But soon, we will be packing our suitcases again and travelling to Athens for the next transnational week. As well as meetings, visits and training sessions, this trip will involve a workshop run by Etienne and Bev Wenger-Trayner on how to devise ‘value creation stories’, which are part of the ‘value creation framework’ created by Wenger-Trayner and others in 2011. This is a mechanism by which the TAE team members can reflect on how different aspects of the project and their involvement in it have created ‘value’, which in turn will also enable us to evaluate the impact of the project itself. The development of the Value Creation Framework will mark an important development in the progress of the TAE programme as it enters the final third of its course.
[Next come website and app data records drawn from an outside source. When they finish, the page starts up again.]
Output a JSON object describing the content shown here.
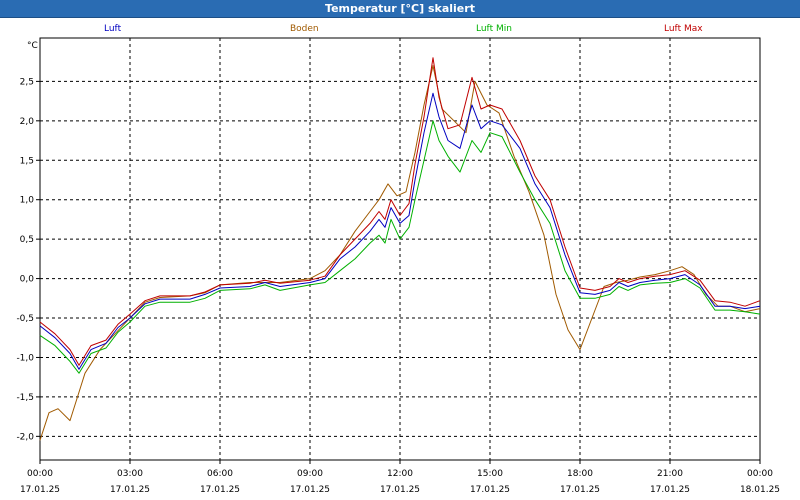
{
  "window": {
    "title": "Temperatur [°C] skaliert"
  },
  "chart_data": {
    "type": "line",
    "title": "Temperatur [°C] skaliert",
    "ylabel": "°C",
    "xlabel": "",
    "ylim": [
      -2.3,
      3.05
    ],
    "xlim_hours": [
      0,
      24
    ],
    "yticks": [
      "-2,0",
      "-1,5",
      "-1,0",
      "-0,5",
      "0,0",
      "0,5",
      "1,0",
      "1,5",
      "2,0",
      "2,5"
    ],
    "ytick_values": [
      -2.0,
      -1.5,
      -1.0,
      -0.5,
      0.0,
      0.5,
      1.0,
      1.5,
      2.0,
      2.5
    ],
    "xticks": [
      {
        "time": "00:00",
        "date": "17.01.25"
      },
      {
        "time": "03:00",
        "date": "17.01.25"
      },
      {
        "time": "06:00",
        "date": "17.01.25"
      },
      {
        "time": "09:00",
        "date": "17.01.25"
      },
      {
        "time": "12:00",
        "date": "17.01.25"
      },
      {
        "time": "15:00",
        "date": "17.01.25"
      },
      {
        "time": "18:00",
        "date": "17.01.25"
      },
      {
        "time": "21:00",
        "date": "17.01.25"
      },
      {
        "time": "00:00",
        "date": "18.01.25"
      }
    ],
    "grid": true,
    "legend_position": "top",
    "series": [
      {
        "name": "Luft",
        "color": "#0000c0",
        "points": [
          [
            0,
            -0.6
          ],
          [
            0.5,
            -0.75
          ],
          [
            1,
            -0.95
          ],
          [
            1.3,
            -1.15
          ],
          [
            1.7,
            -0.9
          ],
          [
            2.2,
            -0.82
          ],
          [
            2.6,
            -0.62
          ],
          [
            3,
            -0.5
          ],
          [
            3.5,
            -0.32
          ],
          [
            4,
            -0.26
          ],
          [
            5,
            -0.26
          ],
          [
            5.5,
            -0.2
          ],
          [
            6,
            -0.12
          ],
          [
            7,
            -0.1
          ],
          [
            7.5,
            -0.05
          ],
          [
            8,
            -0.1
          ],
          [
            9,
            -0.05
          ],
          [
            9.5,
            0.0
          ],
          [
            10,
            0.25
          ],
          [
            10.5,
            0.4
          ],
          [
            11,
            0.6
          ],
          [
            11.3,
            0.75
          ],
          [
            11.5,
            0.65
          ],
          [
            11.7,
            0.9
          ],
          [
            12,
            0.7
          ],
          [
            12.3,
            0.8
          ],
          [
            12.5,
            1.25
          ],
          [
            12.8,
            1.85
          ],
          [
            13.1,
            2.35
          ],
          [
            13.3,
            2.05
          ],
          [
            13.6,
            1.75
          ],
          [
            14,
            1.65
          ],
          [
            14.4,
            2.2
          ],
          [
            14.7,
            1.9
          ],
          [
            15,
            2.0
          ],
          [
            15.4,
            1.95
          ],
          [
            16,
            1.65
          ],
          [
            16.5,
            1.2
          ],
          [
            17,
            0.9
          ],
          [
            17.5,
            0.3
          ],
          [
            18,
            -0.18
          ],
          [
            18.5,
            -0.2
          ],
          [
            19,
            -0.15
          ],
          [
            19.3,
            -0.05
          ],
          [
            19.6,
            -0.1
          ],
          [
            20,
            -0.05
          ],
          [
            20.5,
            -0.02
          ],
          [
            21,
            0.0
          ],
          [
            21.5,
            0.05
          ],
          [
            22,
            -0.08
          ],
          [
            22.5,
            -0.35
          ],
          [
            23,
            -0.35
          ],
          [
            23.5,
            -0.38
          ],
          [
            24,
            -0.35
          ]
        ]
      },
      {
        "name": "Boden",
        "color": "#a05a00",
        "points": [
          [
            0,
            -2.05
          ],
          [
            0.3,
            -1.7
          ],
          [
            0.6,
            -1.65
          ],
          [
            1,
            -1.8
          ],
          [
            1.5,
            -1.2
          ],
          [
            2,
            -0.9
          ],
          [
            2.5,
            -0.7
          ],
          [
            3,
            -0.5
          ],
          [
            3.5,
            -0.3
          ],
          [
            4,
            -0.24
          ],
          [
            5,
            -0.22
          ],
          [
            5.5,
            -0.18
          ],
          [
            6,
            -0.08
          ],
          [
            7,
            -0.05
          ],
          [
            8,
            -0.05
          ],
          [
            9,
            0.0
          ],
          [
            9.5,
            0.1
          ],
          [
            10,
            0.3
          ],
          [
            10.5,
            0.6
          ],
          [
            11,
            0.85
          ],
          [
            11.3,
            1.0
          ],
          [
            11.6,
            1.2
          ],
          [
            11.9,
            1.05
          ],
          [
            12.2,
            1.1
          ],
          [
            12.5,
            1.6
          ],
          [
            12.8,
            2.2
          ],
          [
            13.1,
            2.7
          ],
          [
            13.4,
            2.15
          ],
          [
            13.8,
            2.0
          ],
          [
            14.2,
            1.85
          ],
          [
            14.5,
            2.5
          ],
          [
            14.9,
            2.2
          ],
          [
            15.3,
            2.1
          ],
          [
            15.8,
            1.55
          ],
          [
            16.3,
            1.1
          ],
          [
            16.8,
            0.55
          ],
          [
            17.2,
            -0.2
          ],
          [
            17.6,
            -0.65
          ],
          [
            18,
            -0.9
          ],
          [
            18.4,
            -0.5
          ],
          [
            18.8,
            -0.1
          ],
          [
            19.2,
            -0.05
          ],
          [
            19.6,
            -0.02
          ],
          [
            20,
            0.02
          ],
          [
            20.5,
            0.05
          ],
          [
            21,
            0.1
          ],
          [
            21.4,
            0.15
          ],
          [
            21.8,
            0.05
          ],
          [
            22.2,
            -0.2
          ],
          [
            22.6,
            -0.35
          ],
          [
            23,
            -0.35
          ],
          [
            23.5,
            -0.42
          ],
          [
            24,
            -0.38
          ]
        ]
      },
      {
        "name": "Luft Min",
        "color": "#00b000",
        "points": [
          [
            0,
            -0.72
          ],
          [
            0.5,
            -0.85
          ],
          [
            1,
            -1.05
          ],
          [
            1.3,
            -1.2
          ],
          [
            1.7,
            -0.95
          ],
          [
            2.2,
            -0.88
          ],
          [
            2.6,
            -0.68
          ],
          [
            3,
            -0.55
          ],
          [
            3.5,
            -0.35
          ],
          [
            4,
            -0.3
          ],
          [
            5,
            -0.3
          ],
          [
            5.5,
            -0.25
          ],
          [
            6,
            -0.15
          ],
          [
            7,
            -0.13
          ],
          [
            7.5,
            -0.08
          ],
          [
            8,
            -0.15
          ],
          [
            9,
            -0.08
          ],
          [
            9.5,
            -0.05
          ],
          [
            10,
            0.1
          ],
          [
            10.5,
            0.25
          ],
          [
            11,
            0.45
          ],
          [
            11.3,
            0.55
          ],
          [
            11.5,
            0.45
          ],
          [
            11.7,
            0.75
          ],
          [
            12,
            0.5
          ],
          [
            12.3,
            0.65
          ],
          [
            12.5,
            1.0
          ],
          [
            12.8,
            1.5
          ],
          [
            13.1,
            2.0
          ],
          [
            13.3,
            1.75
          ],
          [
            13.6,
            1.55
          ],
          [
            14,
            1.35
          ],
          [
            14.4,
            1.75
          ],
          [
            14.7,
            1.6
          ],
          [
            15,
            1.85
          ],
          [
            15.4,
            1.8
          ],
          [
            16,
            1.35
          ],
          [
            16.5,
            1.0
          ],
          [
            17,
            0.7
          ],
          [
            17.5,
            0.1
          ],
          [
            18,
            -0.25
          ],
          [
            18.5,
            -0.25
          ],
          [
            19,
            -0.2
          ],
          [
            19.3,
            -0.1
          ],
          [
            19.6,
            -0.15
          ],
          [
            20,
            -0.08
          ],
          [
            20.5,
            -0.06
          ],
          [
            21,
            -0.05
          ],
          [
            21.5,
            0.0
          ],
          [
            22,
            -0.12
          ],
          [
            22.5,
            -0.4
          ],
          [
            23,
            -0.4
          ],
          [
            23.5,
            -0.42
          ],
          [
            24,
            -0.45
          ]
        ]
      },
      {
        "name": "Luft Max",
        "color": "#c00000",
        "points": [
          [
            0,
            -0.55
          ],
          [
            0.5,
            -0.7
          ],
          [
            1,
            -0.9
          ],
          [
            1.3,
            -1.1
          ],
          [
            1.7,
            -0.85
          ],
          [
            2.2,
            -0.78
          ],
          [
            2.6,
            -0.58
          ],
          [
            3,
            -0.45
          ],
          [
            3.5,
            -0.28
          ],
          [
            4,
            -0.22
          ],
          [
            5,
            -0.22
          ],
          [
            5.5,
            -0.17
          ],
          [
            6,
            -0.08
          ],
          [
            7,
            -0.06
          ],
          [
            7.5,
            -0.02
          ],
          [
            8,
            -0.06
          ],
          [
            9,
            -0.02
          ],
          [
            9.5,
            0.03
          ],
          [
            10,
            0.3
          ],
          [
            10.5,
            0.5
          ],
          [
            11,
            0.7
          ],
          [
            11.3,
            0.85
          ],
          [
            11.5,
            0.75
          ],
          [
            11.7,
            1.0
          ],
          [
            12,
            0.8
          ],
          [
            12.3,
            0.95
          ],
          [
            12.5,
            1.45
          ],
          [
            12.8,
            2.05
          ],
          [
            13.1,
            2.8
          ],
          [
            13.3,
            2.3
          ],
          [
            13.6,
            1.9
          ],
          [
            14,
            1.95
          ],
          [
            14.4,
            2.55
          ],
          [
            14.7,
            2.15
          ],
          [
            15,
            2.2
          ],
          [
            15.4,
            2.15
          ],
          [
            16,
            1.75
          ],
          [
            16.5,
            1.3
          ],
          [
            17,
            1.0
          ],
          [
            17.5,
            0.4
          ],
          [
            18,
            -0.12
          ],
          [
            18.5,
            -0.15
          ],
          [
            19,
            -0.1
          ],
          [
            19.3,
            0.0
          ],
          [
            19.6,
            -0.05
          ],
          [
            20,
            0.0
          ],
          [
            20.5,
            0.03
          ],
          [
            21,
            0.05
          ],
          [
            21.5,
            0.1
          ],
          [
            22,
            -0.02
          ],
          [
            22.5,
            -0.28
          ],
          [
            23,
            -0.3
          ],
          [
            23.5,
            -0.35
          ],
          [
            24,
            -0.28
          ]
        ]
      }
    ]
  }
}
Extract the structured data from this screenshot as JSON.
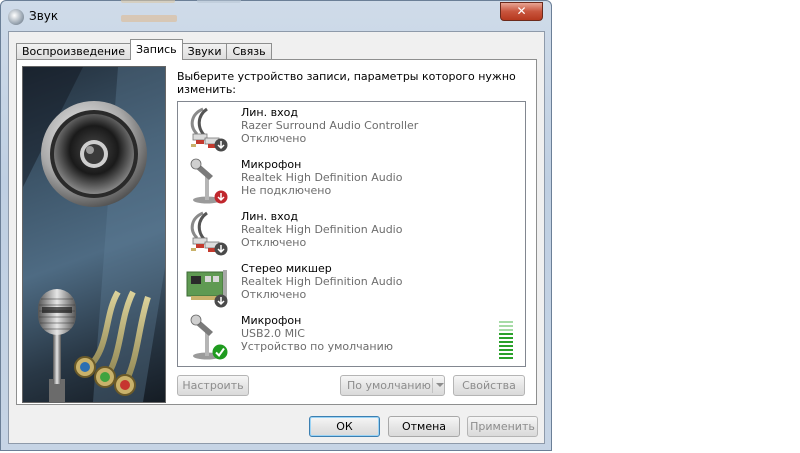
{
  "window": {
    "title": "Звук",
    "close_glyph": "✕"
  },
  "tabs": [
    {
      "label": "Воспроизведение",
      "active": false
    },
    {
      "label": "Запись",
      "active": true
    },
    {
      "label": "Звуки",
      "active": false
    },
    {
      "label": "Связь",
      "active": false
    }
  ],
  "instruction": "Выберите устройство записи, параметры которого нужно изменить:",
  "devices": [
    {
      "name": "Лин. вход",
      "driver": "Razer Surround Audio Controller",
      "status": "Отключено",
      "icon": "line-in-icon",
      "badge": "disabled-arrow"
    },
    {
      "name": "Микрофон",
      "driver": "Realtek High Definition Audio",
      "status": "Не подключено",
      "icon": "microphone-icon",
      "badge": "unplugged-arrow"
    },
    {
      "name": "Лин. вход",
      "driver": "Realtek High Definition Audio",
      "status": "Отключено",
      "icon": "line-in-icon",
      "badge": "disabled-arrow"
    },
    {
      "name": "Стерео микшер",
      "driver": "Realtek High Definition Audio",
      "status": "Отключено",
      "icon": "sound-card-icon",
      "badge": "disabled-arrow"
    },
    {
      "name": "Микрофон",
      "driver": "USB2.0 MIC",
      "status": "Устройство по умолчанию",
      "icon": "microphone-icon",
      "badge": "default-check",
      "level": 0.7
    }
  ],
  "buttons": {
    "configure": "Настроить",
    "set_default": "По умолчанию",
    "properties": "Свойства",
    "ok": "ОК",
    "cancel": "Отмена",
    "apply": "Применить"
  },
  "colors": {
    "accent_default": "#1f9b1f",
    "disabled_arrow": "#4a4a4a",
    "unplugged_arrow": "#c0272d",
    "vu_on": "#2aa12a",
    "vu_off": "#a6dba6"
  }
}
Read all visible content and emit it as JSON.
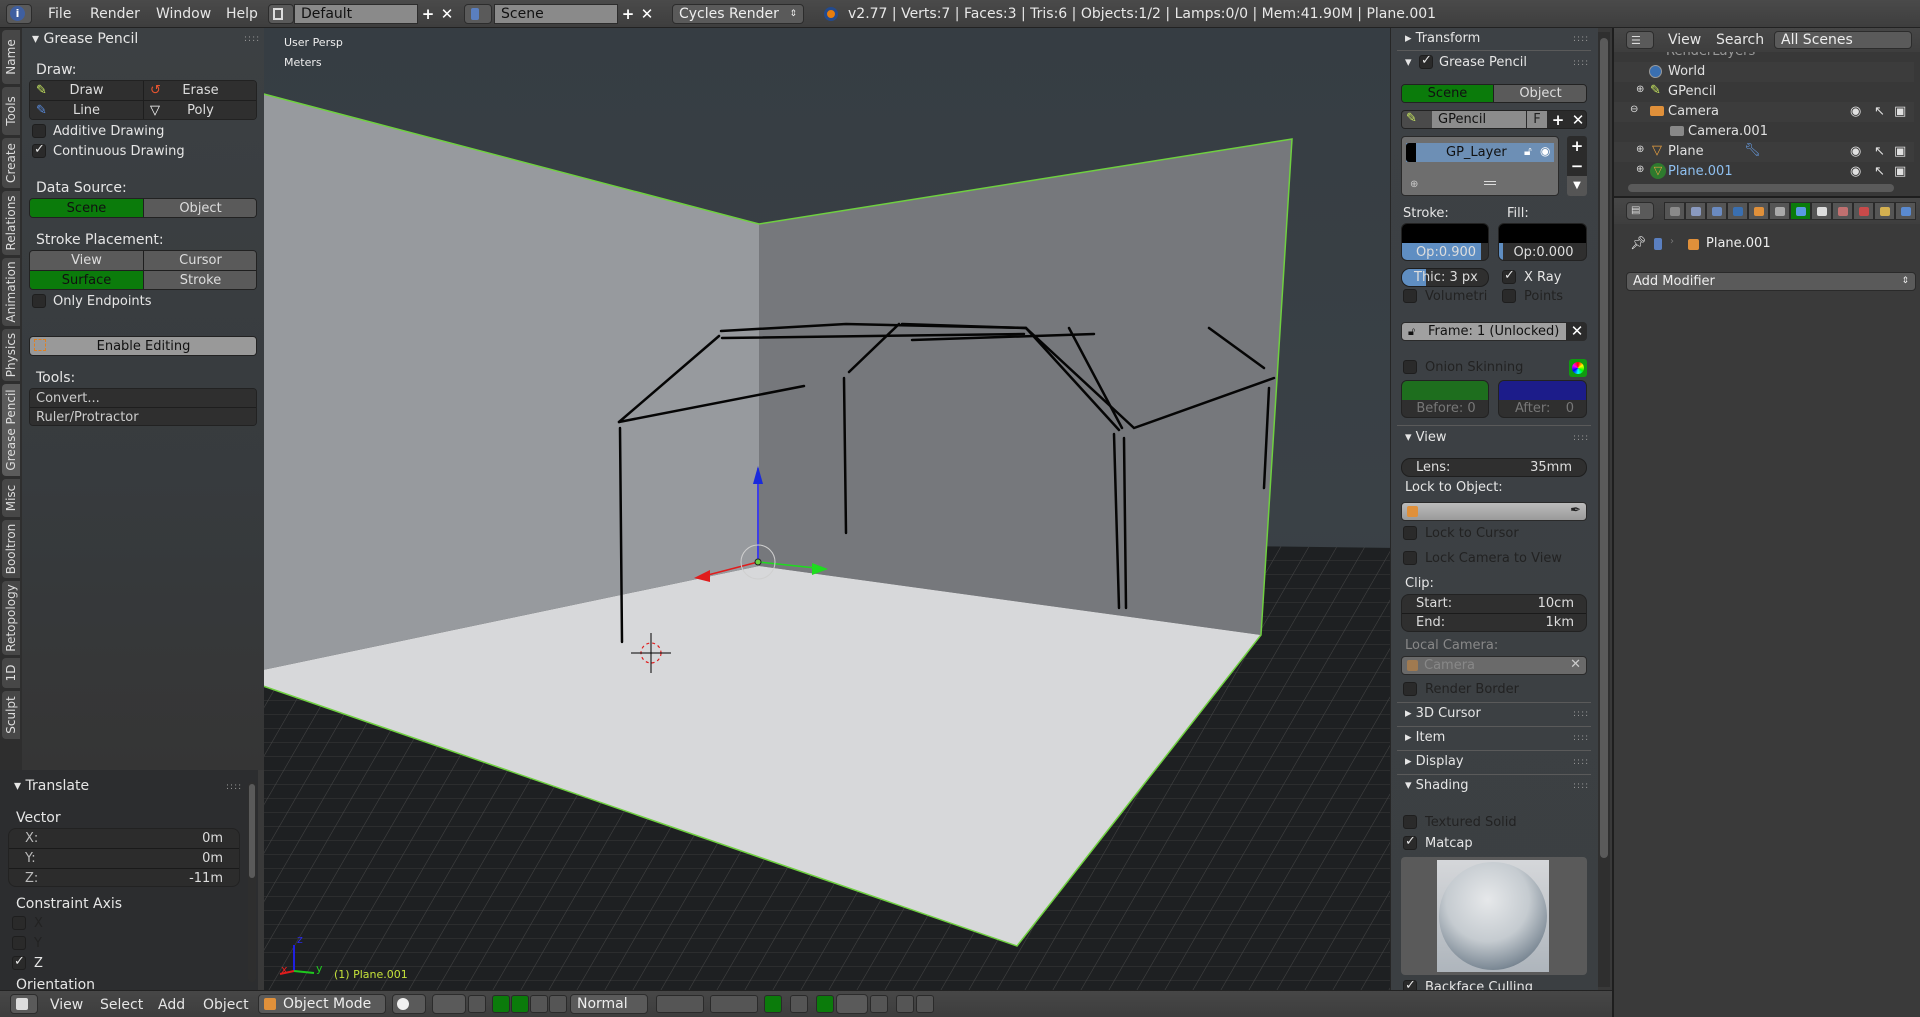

In addition, our specialist advisor Dr Damian Milton and Project Manager Becky Wood will run a reflective group exercise on autistic participation, in an aim to extend further the ethos and ideas explored in Birmingham in October 2016.

If you want to see more information and pictures about the Multiplier event,  a storify from Twitter can be found here.

A storify about the whole week is here.